The Norwegian University of Life Sciences in Ås takes care of roses, rhubarb and fruit species.

Safety copies
Åsmund Asdal, an advisor at the Norwegian Gene Resource Centre. (Photo: Arnfinn Christensen)

Rare plants are grown in so-called field gene banks in 23 places in Norway. This is of strategic importance, according to Asdal.

“We look at it as making safety copies. Few countries have so many collections spread so far apart as Norway.”

The diffusion has another advantage: The plants are where the people are. The Gene Resource Centre isn’t just a living museum. The objective is to get traditional but rare plants back into common use again.

“This is perhaps the biggest challenge,” he says. “No other country makes these plant collections as accessible to the public as Norway. More people need to appreciate the enormous value of this plant heritage.”

Wild ancestors
'Rosa Alba Maxima', a fabulous old species, probably pre-dating the 17th century. (Photo: Arnfinn Christensen)

The value is twofold. Historic species represent a genetic diversity. They can nourish the senses and as well as fill stomachs.

“The species we cultivate today can be vulnerable to climate changes and plant diseases. Then the old varieties of fruit, vegetables and grains can be used to develop new species which are better suited,” emphasises Asdal.

This biodiversity has passed down from wild-growing ancestors to cash crops.

“Our grains come from the Middle East.
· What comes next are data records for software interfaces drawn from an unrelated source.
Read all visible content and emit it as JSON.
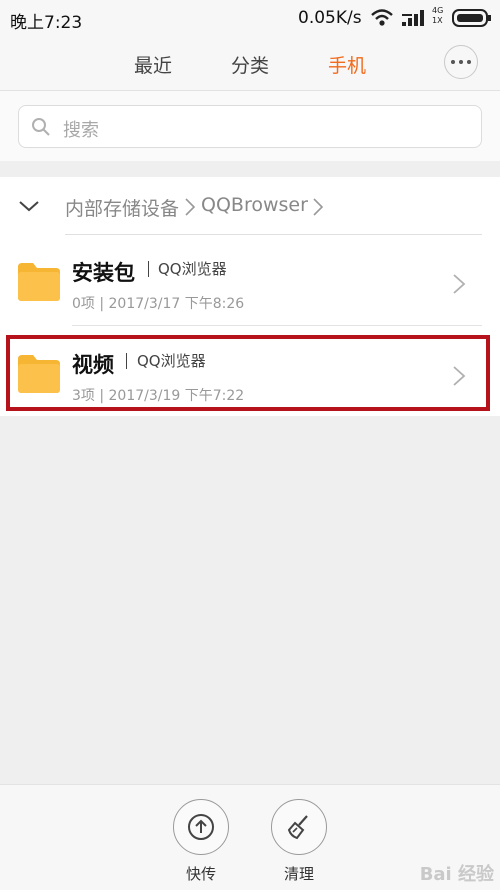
{
  "status_bar": {
    "time": "晚上7:23",
    "net_speed": "0.05K/s",
    "signal_label": "4G",
    "signal_sub": "1X",
    "icons": [
      "wifi-icon",
      "signal-icon",
      "battery-icon"
    ]
  },
  "tabs": [
    {
      "label": "最近",
      "active": false
    },
    {
      "label": "分类",
      "active": false
    },
    {
      "label": "手机",
      "active": true
    }
  ],
  "accent_color": "#f26a1b",
  "search": {
    "placeholder": "搜索"
  },
  "breadcrumb": {
    "items": [
      "内部存储设备",
      "QQBrowser"
    ]
  },
  "folders": [
    {
      "name": "安装包",
      "tag": "QQ浏览器",
      "meta": "0项 | 2017/3/17 下午8:26",
      "highlighted": false
    },
    {
      "name": "视频",
      "tag": "QQ浏览器",
      "meta": "3项 | 2017/3/19 下午7:22",
      "highlighted": true
    }
  ],
  "highlight_color": "#b5121b",
  "bottom_bar": {
    "actions": [
      {
        "label": "快传",
        "icon": "upload-arrow-icon"
      },
      {
        "label": "清理",
        "icon": "broom-icon"
      }
    ]
  },
  "watermark": "Bai 经验"
}
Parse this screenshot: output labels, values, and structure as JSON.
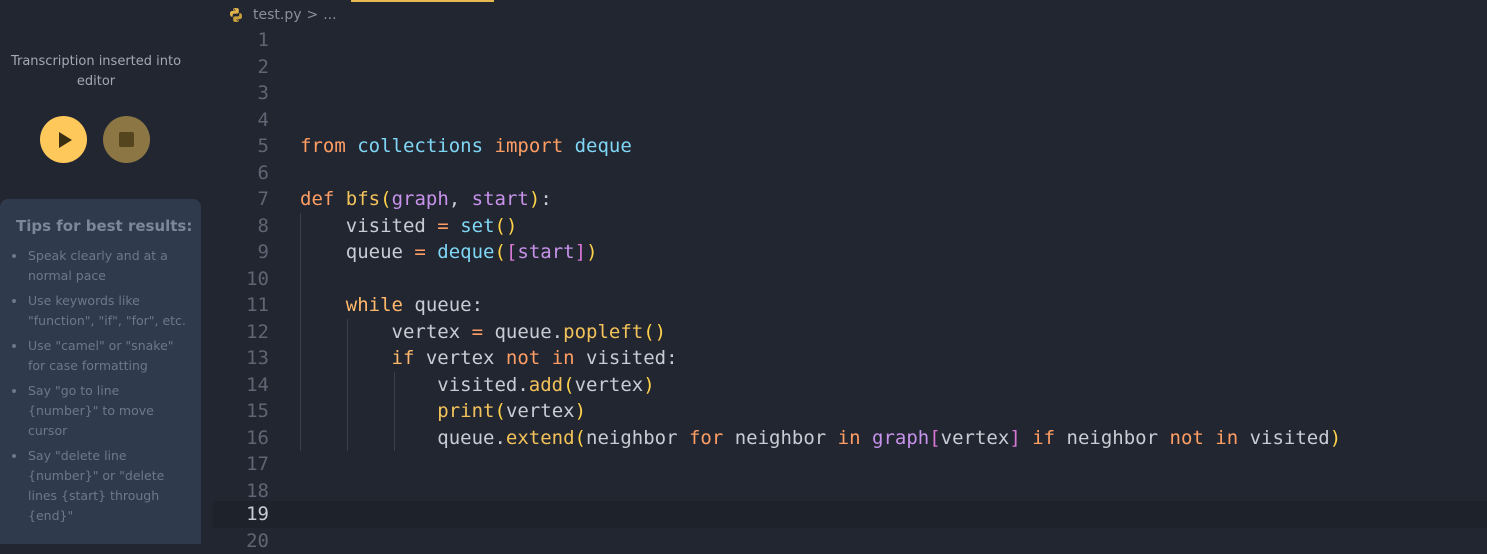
{
  "sidebar": {
    "status": "Transcription inserted into editor",
    "play_icon": "play-icon",
    "stop_icon": "stop-icon",
    "tips_title": "Tips for best results:",
    "tips": [
      "Speak clearly and at a normal pace",
      "Use keywords like \"function\", \"if\", \"for\", etc.",
      "Use \"camel\" or \"snake\" for case formatting",
      "Say \"go to line {number}\" to move cursor",
      "Say \"delete line {number}\" or \"delete lines {start} through {end}\""
    ]
  },
  "breadcrumb": {
    "file": "test.py",
    "separator": ">",
    "more": "..."
  },
  "colors": {
    "background": "#222631",
    "accent": "#ffc85b",
    "keyword": "#ff9e64",
    "function": "#f3c35a",
    "builtin": "#7fd6f5"
  },
  "editor": {
    "current_line": 19,
    "line_numbers": [
      "1",
      "2",
      "3",
      "4",
      "5",
      "6",
      "7",
      "8",
      "9",
      "10",
      "11",
      "12",
      "13",
      "14",
      "15",
      "16",
      "17",
      "18",
      "19",
      "20"
    ],
    "code": {
      "l5": [
        "from",
        " ",
        "collections",
        " ",
        "import",
        " ",
        "deque"
      ],
      "l7": [
        "def",
        " ",
        "bfs",
        "(",
        "graph",
        ", ",
        "start",
        ")",
        ":"
      ],
      "l8": [
        "    visited ",
        "=",
        " ",
        "set",
        "(",
        ")"
      ],
      "l9": [
        "    queue ",
        "=",
        " ",
        "deque",
        "(",
        "[",
        "start",
        "]",
        ")"
      ],
      "l11": [
        "    ",
        "while",
        " queue:"
      ],
      "l12": [
        "        vertex ",
        "=",
        " queue.",
        "popleft",
        "(",
        ")"
      ],
      "l13": [
        "        ",
        "if",
        " vertex ",
        "not",
        " ",
        "in",
        " visited:"
      ],
      "l14": [
        "            visited.",
        "add",
        "(",
        "vertex",
        ")"
      ],
      "l15": [
        "            ",
        "print",
        "(",
        "vertex",
        ")"
      ],
      "l16": [
        "            queue.",
        "extend",
        "(",
        "neighbor ",
        "for",
        " neighbor ",
        "in",
        " ",
        "graph",
        "[",
        "vertex",
        "]",
        " ",
        "if",
        " neighbor ",
        "not",
        " ",
        "in",
        " visited",
        ")"
      ]
    }
  }
}
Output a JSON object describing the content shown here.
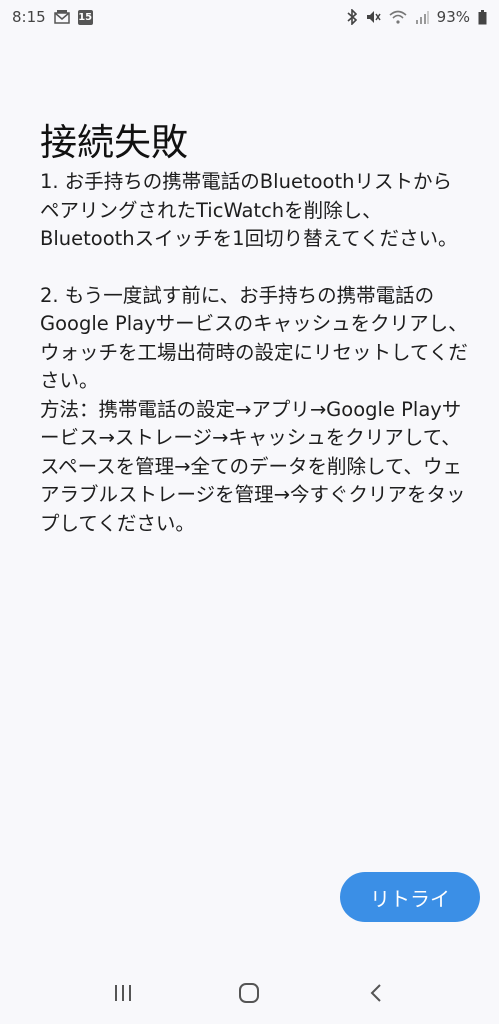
{
  "status_bar": {
    "time": "8:15",
    "calendar_day": "15",
    "battery": "93%",
    "icons": [
      "mail-icon",
      "calendar-icon",
      "bluetooth-icon",
      "mute-icon",
      "wifi-icon",
      "signal-icon",
      "battery-icon"
    ]
  },
  "page": {
    "title": "接続失敗",
    "paragraph1": "1. お手持ちの携帯電話のBluetoothリストからペアリングされたTicWatchを削除し、Bluetoothスイッチを1回切り替えてください。",
    "paragraph2": "2. もう一度試す前に、お手持ちの携帯電話のGoogle Playサービスのキャッシュをクリアし、ウォッチを工場出荷時の設定にリセットしてください。",
    "paragraph3": "方法：携帯電話の設定→アプリ→Google Playサービス→ストレージ→キャッシュをクリアして、スペースを管理→全てのデータを削除して、ウェアラブルストレージを管理→今すぐクリアをタップしてください。"
  },
  "actions": {
    "retry_label": "リトライ"
  },
  "nav": {
    "icons": [
      "recent-apps-icon",
      "home-icon",
      "back-icon"
    ]
  },
  "colors": {
    "accent": "#3b8fe6",
    "background": "#f8f8fb"
  }
}
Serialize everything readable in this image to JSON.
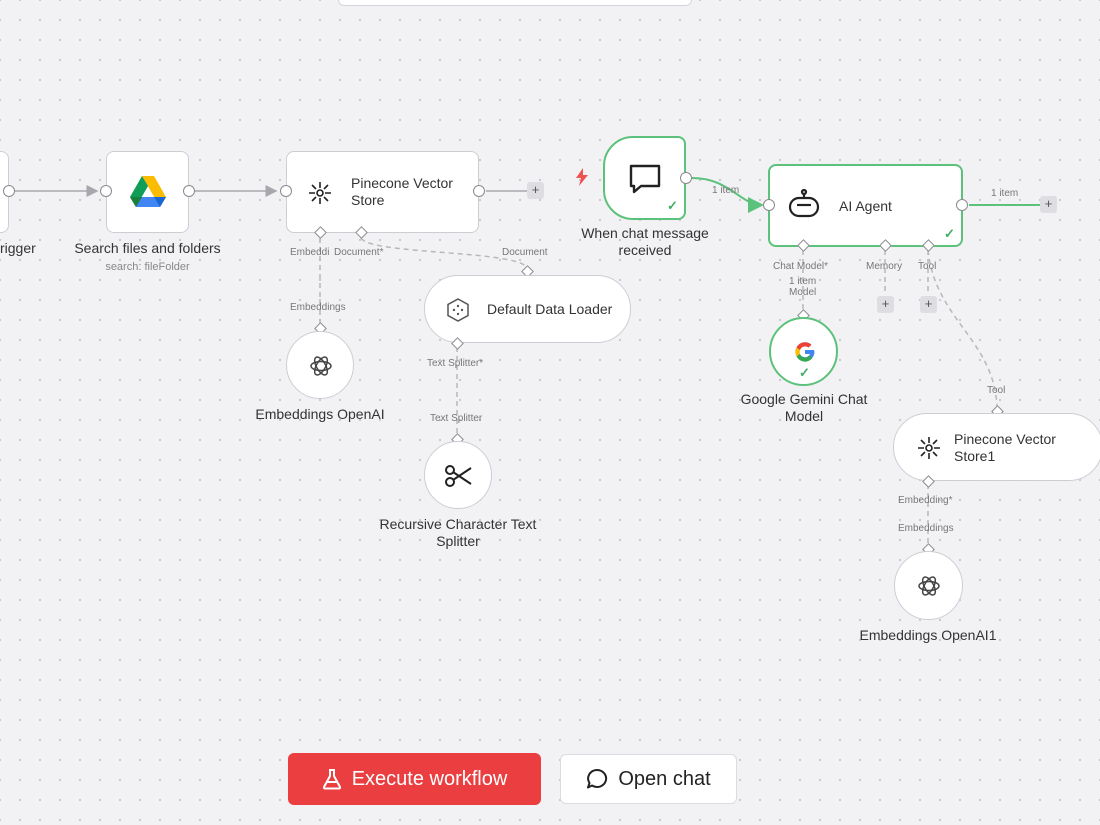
{
  "nodes": {
    "trigger": {
      "label": "rigger"
    },
    "search_files": {
      "label": "Search files and folders",
      "subtitle": "search: fileFolder",
      "icon": "google-drive-icon"
    },
    "pinecone_store": {
      "title": "Pinecone Vector Store",
      "icon": "pinecone-icon"
    },
    "chat_trigger": {
      "label": "When chat message received",
      "icon": "chat-bubble-icon"
    },
    "ai_agent": {
      "title": "AI Agent",
      "icon": "robot-icon"
    },
    "default_loader": {
      "title": "Default Data Loader",
      "icon": "hexagon-icon"
    },
    "embeddings_openai": {
      "label": "Embeddings OpenAI",
      "icon": "openai-icon"
    },
    "text_splitter": {
      "label": "Recursive Character Text Splitter",
      "icon": "scissors-icon"
    },
    "gemini": {
      "label": "Google Gemini Chat Model",
      "icon": "google-icon"
    },
    "pinecone_store1": {
      "title": "Pinecone Vector Store1",
      "icon": "pinecone-icon"
    },
    "embeddings_openai1": {
      "label": "Embeddings OpenAI1",
      "icon": "openai-icon"
    }
  },
  "connections": {
    "one_item": "1 item",
    "one_item_out": "1 item",
    "embeddi": "Embeddi",
    "document_req": "Document*",
    "document": "Document",
    "embeddings": "Embeddings",
    "text_splitter_req": "Text Splitter*",
    "text_splitter": "Text Splitter",
    "chat_model_req": "Chat Model*",
    "chat_model_items": "1 item",
    "chat_model_sub": "Model",
    "memory": "Memory",
    "tool": "Tool",
    "tool_in": "Tool",
    "embedding_req": "Embedding*",
    "embeddings2": "Embeddings"
  },
  "toolbar": {
    "execute_label": "Execute workflow",
    "open_chat_label": "Open chat"
  },
  "colors": {
    "execute": "#ea3e40",
    "success": "#5cc27b",
    "edge": "#a8a7ad",
    "trigger_bolt": "#ef5350"
  }
}
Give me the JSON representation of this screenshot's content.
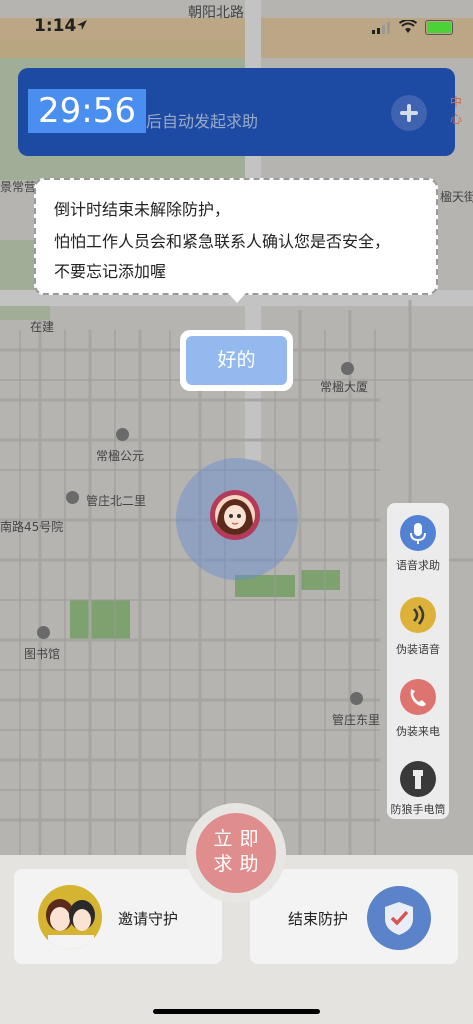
{
  "status_bar": {
    "time": "1:14",
    "road_name": "朝阳北路"
  },
  "banner": {
    "countdown": "29:56",
    "message": "后自动发起求助",
    "partial_label": "中心",
    "add_icon": "plus-icon"
  },
  "tooltip": {
    "lines": [
      "倒计时结束未解除防护，",
      "怕怕工作人员会和紧急联系人确认您是否安全，",
      "不要忘记添加喔"
    ],
    "confirm_label": "好的"
  },
  "map_labels": {
    "building": "常楹大厦",
    "park": "常楹公元",
    "area": "管庄北二里",
    "road": "南路45号院",
    "library": "图书馆",
    "east": "管庄东里",
    "construction": "在建",
    "left_edge": "景常营",
    "right_edge": "楹天街"
  },
  "tools": [
    {
      "label": "语音求助",
      "icon": "microphone-icon",
      "color": "#4e7fd6"
    },
    {
      "label": "伪装语音",
      "icon": "sound-wave-icon",
      "color": "#e0b234"
    },
    {
      "label": "伪装来电",
      "icon": "phone-icon",
      "color": "#e0716c"
    },
    {
      "label": "防狼手电筒",
      "icon": "flashlight-icon",
      "color": "#333333"
    }
  ],
  "sos": {
    "line1": "立即",
    "line2": "求助"
  },
  "bottom": {
    "invite_label": "邀请守护",
    "end_label": "结束防护"
  }
}
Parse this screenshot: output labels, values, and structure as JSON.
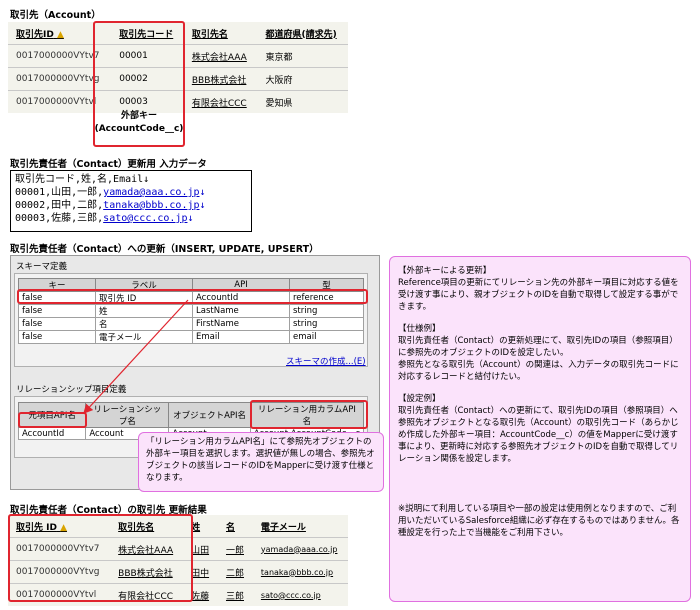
{
  "account": {
    "title": "取引先（Account）",
    "headers": [
      "取引先ID",
      "取引先コード",
      "取引先名",
      "都道府県(請求先)"
    ],
    "rows": [
      [
        "0017000000VYtv7",
        "00001",
        "株式会社AAA",
        "東京都"
      ],
      [
        "0017000000VYtvg",
        "00002",
        "BBB株式会社",
        "大阪府"
      ],
      [
        "0017000000VYtvl",
        "00003",
        "有限会社CCC",
        "愛知県"
      ]
    ],
    "fk_label_1": "外部キー",
    "fk_label_2": "(AccountCode__c)"
  },
  "input": {
    "title": "取引先責任者（Contact）更新用 入力データ",
    "lines": [
      {
        "text": "取引先コード,姓,名,Email↓",
        "email": ""
      },
      {
        "text": "00001,山田,一郎,",
        "email": "yamada@aaa.co.jp",
        "tail": "↓"
      },
      {
        "text": "00002,田中,二郎,",
        "email": "tanaka@bbb.co.jp",
        "tail": "↓"
      },
      {
        "text": "00003,佐藤,三郎,",
        "email": "sato@ccc.co.jp",
        "tail": "↓"
      }
    ]
  },
  "update": {
    "title": "取引先責任者（Contact）への更新（INSERT, UPDATE, UPSERT）",
    "schema_title": "スキーマ定義",
    "schema_headers": [
      "キー",
      "ラベル",
      "API",
      "型"
    ],
    "schema_rows": [
      [
        "false",
        "取引先 ID",
        "AccountId",
        "reference"
      ],
      [
        "false",
        "姓",
        "LastName",
        "string"
      ],
      [
        "false",
        "名",
        "FirstName",
        "string"
      ],
      [
        "false",
        "電子メール",
        "Email",
        "email"
      ]
    ],
    "schema_link": "スキーマの作成...(E)",
    "relation_title": "リレーションシップ項目定義",
    "relation_headers": [
      "元項目API名",
      "リレーションシップ名",
      "オブジェクトAPI名",
      "リレーション用カラムAPI名"
    ],
    "relation_row": [
      "AccountId",
      "Account",
      "Account",
      "Account.AccountCode__c"
    ]
  },
  "callout": {
    "text": "「リレーション用カラムAPI名」にて参照先オブジェクトの外部キー項目を選択します。選択値が無しの場合、参照先オブジェクトの該当レコードのIDをMapperに受け渡す仕様となります。"
  },
  "result": {
    "title": "取引先責任者（Contact）の取引先 更新結果",
    "headers": [
      "取引先 ID",
      "取引先名",
      "姓",
      "名",
      "電子メール"
    ],
    "rows": [
      [
        "0017000000VYtv7",
        "株式会社AAA",
        "山田",
        "一郎",
        "yamada@aaa.co.jp"
      ],
      [
        "0017000000VYtvg",
        "BBB株式会社",
        "田中",
        "二郎",
        "tanaka@bbb.co.jp"
      ],
      [
        "0017000000VYtvl",
        "有限会社CCC",
        "佐藤",
        "三郎",
        "sato@ccc.co.jp"
      ]
    ]
  },
  "note": {
    "h1": "【外部キーによる更新】",
    "p1": "Reference項目の更新にてリレーション先の外部キー項目に対応する値を受け渡す事により、親オブジェクトのIDを自動で取得して設定する事ができます。",
    "h2": "【仕様例】",
    "p2a": "取引先責任者（Contact）の更新処理にて、取引先IDの項目（参照項目）に参照先のオブジェクトのIDを設定したい。",
    "p2b": "参照先となる取引先（Account）の関連は、入力データの取引先コードに対応するレコードと結付けたい。",
    "h3": "【設定例】",
    "p3": "取引先責任者（Contact）への更新にて、取引先IDの項目（参照項目）へ参照先オブジェクトとなる取引先（Account）の取引先コード（あらかじめ作成した外部キー項目：AccountCode__c）の値をMapperに受け渡す事により、更新時に対応する参照先オブジェクトのIDを自動で取得してリレーション関係を設定します。",
    "p4": "※説明にて利用している項目や一部の設定は使用例となりますので、ご利用いただいているSalesforce組織に必ず存在するものではありません。各種設定を行った上で当機能をご利用下さい。"
  },
  "colors": {
    "red": "#e0252f",
    "pink_bg": "#fbe3fb",
    "pink_border": "#e070e0",
    "link": "#0000cc"
  }
}
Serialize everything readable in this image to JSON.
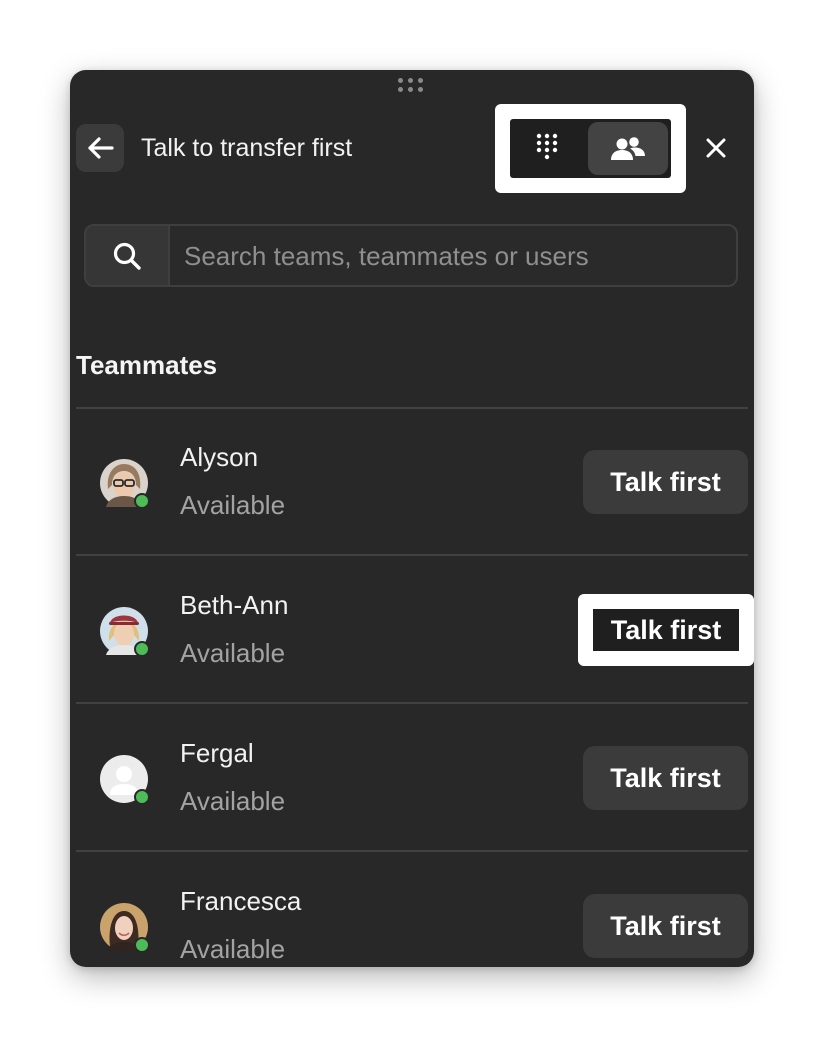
{
  "header": {
    "title": "Talk to transfer first"
  },
  "icons": {
    "back": "arrow-left-icon",
    "dialpad": "dialpad-icon",
    "people": "people-icon",
    "close": "close-icon",
    "search": "search-icon",
    "drag": "drag-handle-icon"
  },
  "search": {
    "placeholder": "Search teams, teammates or users",
    "value": ""
  },
  "section": {
    "heading": "Teammates"
  },
  "teammates": [
    {
      "name": "Alyson",
      "status": "Available",
      "action": "Talk first"
    },
    {
      "name": "Beth-Ann",
      "status": "Available",
      "action": "Talk first"
    },
    {
      "name": "Fergal",
      "status": "Available",
      "action": "Talk first"
    },
    {
      "name": "Francesca",
      "status": "Available",
      "action": "Talk first"
    }
  ],
  "colors": {
    "panel": "#282828",
    "status_available": "#4dbb57",
    "button": "#3b3b3b",
    "highlight": "#ffffff"
  }
}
If the types we grow now lack certain characteristics, we can go down there and search for them among their relatives growing in the wild,” says Asdal.

Caring for biodiversity
The rose trial grounds belong to the Norwegian University of Life Sciences in the Norwegian municipality of Ås, some 30 km southeast of Oslo. The garden contains about 300 plants of 70-80 species. Most were imported from France between the late 1700s and the late 1800s. (Photo: Arnfinn Christensen)

“In Norway we have wild relatives of many agricultural plants, such as berries, wild onions and grasses and other fodders, herbs and medicinal plants," he says. "Norwegian angelica is our oldest cultivated plant. It was used as food and medicine and the old Gulating Law from the mid-13th century decreed that farmers had to grow it.” 

In our day, the UN’s Convention on Biological Diversity directs all countries to preserve their genetic diversity.

Standard flowers are corny

This genetic diversity is also a cultural diversity that can bloom in rose gardens across the country.

“We’re working to enable you to buy roses at nurseries that are marked Plant Heritage. Their origin would be historic rose species which grow here at our test cultivation field, and in other places. You can already buy Plant Heritage perennials. The old plants are essential elements of our cultural history,” says Asdal.

'Geschwinds Schönste'. The only species of this shrub rose found in Norway, planted in Halden by the town gardener in the late 1930s. (Photo: Arnfinn Christensen, forskning.no)

"We have museums, churches and other heritage buildings around the country. If we went to one of the nursery outlets and bought run-of-the-mill flowers for these places, it would be downright corny,” he says emphatically.


Read the Norwegian version of this article at forskning.no

Translated by: Glenn Ostling

External links

Related content
Powered by Labrador CMS